(Problem) The expected response is a copy of every line in the entries below that includes the word "kind".

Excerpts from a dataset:
[Start of section]
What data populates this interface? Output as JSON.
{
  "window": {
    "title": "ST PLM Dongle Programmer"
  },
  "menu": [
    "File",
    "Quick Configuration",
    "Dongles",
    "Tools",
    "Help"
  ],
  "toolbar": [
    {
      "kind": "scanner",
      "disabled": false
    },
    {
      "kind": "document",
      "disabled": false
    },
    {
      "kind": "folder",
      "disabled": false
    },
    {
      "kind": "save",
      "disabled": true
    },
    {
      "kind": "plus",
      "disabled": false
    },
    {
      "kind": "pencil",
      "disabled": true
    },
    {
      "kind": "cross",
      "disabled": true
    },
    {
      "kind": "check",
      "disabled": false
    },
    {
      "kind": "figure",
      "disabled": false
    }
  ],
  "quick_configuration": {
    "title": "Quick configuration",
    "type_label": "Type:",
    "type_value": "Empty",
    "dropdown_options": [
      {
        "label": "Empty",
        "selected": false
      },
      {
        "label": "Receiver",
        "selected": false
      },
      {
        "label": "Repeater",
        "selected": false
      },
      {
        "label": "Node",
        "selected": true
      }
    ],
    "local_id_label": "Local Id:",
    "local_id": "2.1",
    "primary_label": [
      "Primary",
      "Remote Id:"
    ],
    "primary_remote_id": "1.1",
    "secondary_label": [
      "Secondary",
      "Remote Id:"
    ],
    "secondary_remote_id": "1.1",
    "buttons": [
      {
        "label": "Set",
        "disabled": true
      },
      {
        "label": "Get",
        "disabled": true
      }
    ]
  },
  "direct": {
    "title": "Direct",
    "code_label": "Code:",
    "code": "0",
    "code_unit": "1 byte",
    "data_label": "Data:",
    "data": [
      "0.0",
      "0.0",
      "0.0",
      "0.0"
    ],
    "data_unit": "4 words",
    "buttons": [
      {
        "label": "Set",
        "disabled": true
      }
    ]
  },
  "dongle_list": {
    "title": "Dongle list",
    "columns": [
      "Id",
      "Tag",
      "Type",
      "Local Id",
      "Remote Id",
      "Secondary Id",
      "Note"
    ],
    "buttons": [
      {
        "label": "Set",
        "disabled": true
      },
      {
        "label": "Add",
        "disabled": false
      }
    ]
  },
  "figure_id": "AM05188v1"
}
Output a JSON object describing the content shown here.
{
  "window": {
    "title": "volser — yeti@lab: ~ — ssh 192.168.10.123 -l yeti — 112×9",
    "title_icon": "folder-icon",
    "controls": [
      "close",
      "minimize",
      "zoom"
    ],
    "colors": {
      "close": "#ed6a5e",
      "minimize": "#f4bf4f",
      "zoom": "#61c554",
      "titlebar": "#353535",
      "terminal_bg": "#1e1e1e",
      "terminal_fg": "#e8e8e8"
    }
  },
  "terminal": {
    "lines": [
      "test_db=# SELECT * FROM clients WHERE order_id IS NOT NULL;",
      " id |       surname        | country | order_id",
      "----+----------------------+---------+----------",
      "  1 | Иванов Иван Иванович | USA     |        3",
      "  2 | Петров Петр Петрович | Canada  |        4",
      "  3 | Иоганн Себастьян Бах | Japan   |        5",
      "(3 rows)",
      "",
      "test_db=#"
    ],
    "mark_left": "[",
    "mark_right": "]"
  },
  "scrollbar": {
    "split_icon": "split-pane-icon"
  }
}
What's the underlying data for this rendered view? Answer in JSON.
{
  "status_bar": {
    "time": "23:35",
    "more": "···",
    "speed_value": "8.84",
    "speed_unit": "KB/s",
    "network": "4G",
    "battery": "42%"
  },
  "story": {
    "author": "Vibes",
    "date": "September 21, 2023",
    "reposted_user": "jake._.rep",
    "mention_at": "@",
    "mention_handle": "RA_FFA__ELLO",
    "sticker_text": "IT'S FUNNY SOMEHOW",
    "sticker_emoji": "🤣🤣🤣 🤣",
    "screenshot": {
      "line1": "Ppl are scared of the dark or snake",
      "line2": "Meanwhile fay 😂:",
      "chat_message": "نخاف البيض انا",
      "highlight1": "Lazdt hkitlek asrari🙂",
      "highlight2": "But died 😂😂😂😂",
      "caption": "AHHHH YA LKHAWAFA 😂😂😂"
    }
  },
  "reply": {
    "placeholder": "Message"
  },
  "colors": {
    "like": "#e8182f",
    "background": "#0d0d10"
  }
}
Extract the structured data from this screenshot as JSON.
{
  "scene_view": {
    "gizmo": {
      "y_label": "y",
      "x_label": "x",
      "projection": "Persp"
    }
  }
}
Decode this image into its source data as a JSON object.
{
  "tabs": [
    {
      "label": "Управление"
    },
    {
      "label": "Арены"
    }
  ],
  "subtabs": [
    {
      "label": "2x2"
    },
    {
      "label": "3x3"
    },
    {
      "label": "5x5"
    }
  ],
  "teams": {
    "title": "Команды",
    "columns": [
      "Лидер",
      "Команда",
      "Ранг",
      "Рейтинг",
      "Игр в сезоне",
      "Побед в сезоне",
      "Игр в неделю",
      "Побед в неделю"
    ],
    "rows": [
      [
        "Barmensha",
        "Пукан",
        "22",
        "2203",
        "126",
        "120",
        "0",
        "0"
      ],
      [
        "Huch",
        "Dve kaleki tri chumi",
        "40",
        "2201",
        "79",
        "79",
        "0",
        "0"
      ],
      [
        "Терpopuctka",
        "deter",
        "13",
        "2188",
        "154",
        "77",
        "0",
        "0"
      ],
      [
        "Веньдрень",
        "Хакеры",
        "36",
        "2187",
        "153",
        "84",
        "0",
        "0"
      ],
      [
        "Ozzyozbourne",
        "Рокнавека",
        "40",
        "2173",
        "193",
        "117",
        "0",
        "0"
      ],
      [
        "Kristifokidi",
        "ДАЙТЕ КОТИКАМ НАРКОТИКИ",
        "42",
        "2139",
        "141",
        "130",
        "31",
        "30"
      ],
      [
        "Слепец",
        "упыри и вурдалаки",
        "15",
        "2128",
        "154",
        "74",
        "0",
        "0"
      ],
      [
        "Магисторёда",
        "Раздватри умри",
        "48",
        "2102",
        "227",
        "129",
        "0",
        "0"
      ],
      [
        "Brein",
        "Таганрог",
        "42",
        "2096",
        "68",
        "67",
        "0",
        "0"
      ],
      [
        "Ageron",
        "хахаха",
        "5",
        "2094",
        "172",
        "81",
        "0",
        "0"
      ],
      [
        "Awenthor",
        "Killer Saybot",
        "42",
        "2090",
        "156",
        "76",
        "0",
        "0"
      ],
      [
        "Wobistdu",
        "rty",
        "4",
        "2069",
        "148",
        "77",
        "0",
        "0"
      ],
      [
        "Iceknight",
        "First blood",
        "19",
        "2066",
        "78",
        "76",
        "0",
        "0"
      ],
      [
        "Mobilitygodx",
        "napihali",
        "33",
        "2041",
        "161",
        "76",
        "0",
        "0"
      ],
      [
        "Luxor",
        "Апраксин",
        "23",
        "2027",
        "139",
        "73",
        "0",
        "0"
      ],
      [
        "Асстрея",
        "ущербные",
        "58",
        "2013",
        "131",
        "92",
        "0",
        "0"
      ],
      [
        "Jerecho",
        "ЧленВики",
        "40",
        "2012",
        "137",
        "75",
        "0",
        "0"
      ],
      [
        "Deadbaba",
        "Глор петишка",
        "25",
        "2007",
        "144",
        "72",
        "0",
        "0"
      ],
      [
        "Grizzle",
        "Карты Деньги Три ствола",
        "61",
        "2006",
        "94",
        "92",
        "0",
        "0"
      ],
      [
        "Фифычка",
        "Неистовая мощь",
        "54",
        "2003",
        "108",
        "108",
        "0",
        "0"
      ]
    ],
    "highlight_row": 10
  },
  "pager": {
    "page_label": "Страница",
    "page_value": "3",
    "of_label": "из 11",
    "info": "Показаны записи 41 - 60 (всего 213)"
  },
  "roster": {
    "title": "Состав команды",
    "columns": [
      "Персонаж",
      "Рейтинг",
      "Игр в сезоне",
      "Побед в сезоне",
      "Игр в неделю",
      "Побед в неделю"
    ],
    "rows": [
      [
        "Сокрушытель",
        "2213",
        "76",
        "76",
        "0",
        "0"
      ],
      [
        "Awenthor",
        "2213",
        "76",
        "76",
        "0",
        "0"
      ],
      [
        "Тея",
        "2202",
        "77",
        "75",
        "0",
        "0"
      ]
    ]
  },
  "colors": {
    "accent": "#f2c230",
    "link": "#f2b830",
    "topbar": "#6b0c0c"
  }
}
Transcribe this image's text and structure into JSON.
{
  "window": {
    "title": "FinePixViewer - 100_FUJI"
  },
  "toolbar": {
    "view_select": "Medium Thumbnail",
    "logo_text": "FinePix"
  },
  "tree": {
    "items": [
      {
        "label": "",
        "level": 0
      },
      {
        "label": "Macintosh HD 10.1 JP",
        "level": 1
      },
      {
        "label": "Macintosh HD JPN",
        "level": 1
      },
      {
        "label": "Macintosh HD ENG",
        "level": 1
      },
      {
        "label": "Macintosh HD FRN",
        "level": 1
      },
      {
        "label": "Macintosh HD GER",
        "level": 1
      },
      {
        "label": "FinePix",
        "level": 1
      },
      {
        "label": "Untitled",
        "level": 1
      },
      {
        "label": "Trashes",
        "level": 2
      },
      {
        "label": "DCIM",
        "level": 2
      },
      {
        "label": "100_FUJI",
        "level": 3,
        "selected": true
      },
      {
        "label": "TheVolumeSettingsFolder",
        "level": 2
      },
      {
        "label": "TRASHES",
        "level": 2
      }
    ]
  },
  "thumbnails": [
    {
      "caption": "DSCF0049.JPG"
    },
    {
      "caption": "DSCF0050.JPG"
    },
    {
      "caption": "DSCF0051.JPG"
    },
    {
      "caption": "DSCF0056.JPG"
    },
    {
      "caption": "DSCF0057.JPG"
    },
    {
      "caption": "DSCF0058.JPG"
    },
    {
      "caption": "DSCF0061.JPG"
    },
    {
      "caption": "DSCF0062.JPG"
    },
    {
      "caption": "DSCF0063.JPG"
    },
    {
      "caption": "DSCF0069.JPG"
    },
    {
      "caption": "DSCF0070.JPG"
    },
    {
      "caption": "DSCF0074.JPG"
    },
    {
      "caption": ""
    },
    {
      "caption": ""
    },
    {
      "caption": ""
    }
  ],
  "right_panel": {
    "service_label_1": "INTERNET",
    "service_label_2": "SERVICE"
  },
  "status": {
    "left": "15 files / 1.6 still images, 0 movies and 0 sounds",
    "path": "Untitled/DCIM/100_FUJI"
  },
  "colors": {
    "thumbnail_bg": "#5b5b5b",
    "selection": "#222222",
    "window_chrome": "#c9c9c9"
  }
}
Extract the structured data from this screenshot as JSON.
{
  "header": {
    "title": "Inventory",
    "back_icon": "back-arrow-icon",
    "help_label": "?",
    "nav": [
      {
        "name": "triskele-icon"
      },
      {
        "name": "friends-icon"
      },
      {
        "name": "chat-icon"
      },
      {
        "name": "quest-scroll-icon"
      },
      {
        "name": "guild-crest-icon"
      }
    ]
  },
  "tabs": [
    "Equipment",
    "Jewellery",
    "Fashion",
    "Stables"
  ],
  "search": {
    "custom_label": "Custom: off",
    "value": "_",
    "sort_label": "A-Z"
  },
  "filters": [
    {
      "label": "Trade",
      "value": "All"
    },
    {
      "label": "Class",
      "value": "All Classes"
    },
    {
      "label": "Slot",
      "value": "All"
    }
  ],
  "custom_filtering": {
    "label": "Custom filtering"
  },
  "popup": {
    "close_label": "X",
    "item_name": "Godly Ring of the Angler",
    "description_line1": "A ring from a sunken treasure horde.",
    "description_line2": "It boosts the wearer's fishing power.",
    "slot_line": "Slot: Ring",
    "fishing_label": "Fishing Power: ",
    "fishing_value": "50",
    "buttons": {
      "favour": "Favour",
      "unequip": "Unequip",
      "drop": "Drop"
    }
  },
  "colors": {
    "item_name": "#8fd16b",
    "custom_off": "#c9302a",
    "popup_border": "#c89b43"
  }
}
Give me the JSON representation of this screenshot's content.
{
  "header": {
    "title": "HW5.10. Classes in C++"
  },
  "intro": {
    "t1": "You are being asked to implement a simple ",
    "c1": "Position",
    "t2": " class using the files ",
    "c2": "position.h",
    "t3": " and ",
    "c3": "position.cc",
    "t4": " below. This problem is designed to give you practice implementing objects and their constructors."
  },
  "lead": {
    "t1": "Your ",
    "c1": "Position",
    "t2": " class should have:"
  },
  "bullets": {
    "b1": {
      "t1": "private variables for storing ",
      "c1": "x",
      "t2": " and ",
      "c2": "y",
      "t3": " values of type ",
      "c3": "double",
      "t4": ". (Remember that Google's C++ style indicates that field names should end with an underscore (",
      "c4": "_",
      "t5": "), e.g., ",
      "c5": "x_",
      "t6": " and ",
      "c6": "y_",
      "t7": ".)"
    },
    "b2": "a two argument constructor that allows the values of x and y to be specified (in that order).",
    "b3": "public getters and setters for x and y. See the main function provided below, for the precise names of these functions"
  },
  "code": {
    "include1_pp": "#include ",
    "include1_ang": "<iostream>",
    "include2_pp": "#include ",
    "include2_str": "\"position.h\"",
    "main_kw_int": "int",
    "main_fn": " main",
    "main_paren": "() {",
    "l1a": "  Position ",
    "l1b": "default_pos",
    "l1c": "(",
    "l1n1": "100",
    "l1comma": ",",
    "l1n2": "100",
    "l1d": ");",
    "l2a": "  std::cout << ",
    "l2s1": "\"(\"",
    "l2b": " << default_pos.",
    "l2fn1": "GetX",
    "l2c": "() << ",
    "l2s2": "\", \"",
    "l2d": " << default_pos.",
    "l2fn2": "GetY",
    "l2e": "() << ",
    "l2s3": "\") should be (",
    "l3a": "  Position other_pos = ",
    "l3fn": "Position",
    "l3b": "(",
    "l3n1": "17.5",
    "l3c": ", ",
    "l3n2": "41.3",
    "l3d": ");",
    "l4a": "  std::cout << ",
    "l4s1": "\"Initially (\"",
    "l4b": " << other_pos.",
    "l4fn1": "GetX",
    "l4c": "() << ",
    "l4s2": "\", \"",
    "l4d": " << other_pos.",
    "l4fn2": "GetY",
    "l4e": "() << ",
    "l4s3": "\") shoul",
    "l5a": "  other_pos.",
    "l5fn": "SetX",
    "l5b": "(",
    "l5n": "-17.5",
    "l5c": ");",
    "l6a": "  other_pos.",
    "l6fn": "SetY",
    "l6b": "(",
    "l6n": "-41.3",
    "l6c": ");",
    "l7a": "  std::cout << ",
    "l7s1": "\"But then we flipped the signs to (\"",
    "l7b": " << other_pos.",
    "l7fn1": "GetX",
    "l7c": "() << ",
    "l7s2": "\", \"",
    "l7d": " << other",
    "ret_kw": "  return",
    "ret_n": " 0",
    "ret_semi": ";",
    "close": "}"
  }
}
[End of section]
(Response to this exercise)
      "kind": "scanner",
      "kind": "document",
      "kind": "folder",
      "kind": "save",
      "kind": "plus",
      "kind": "pencil",
      "kind": "cross",
      "kind": "check",
      "kind": "figure",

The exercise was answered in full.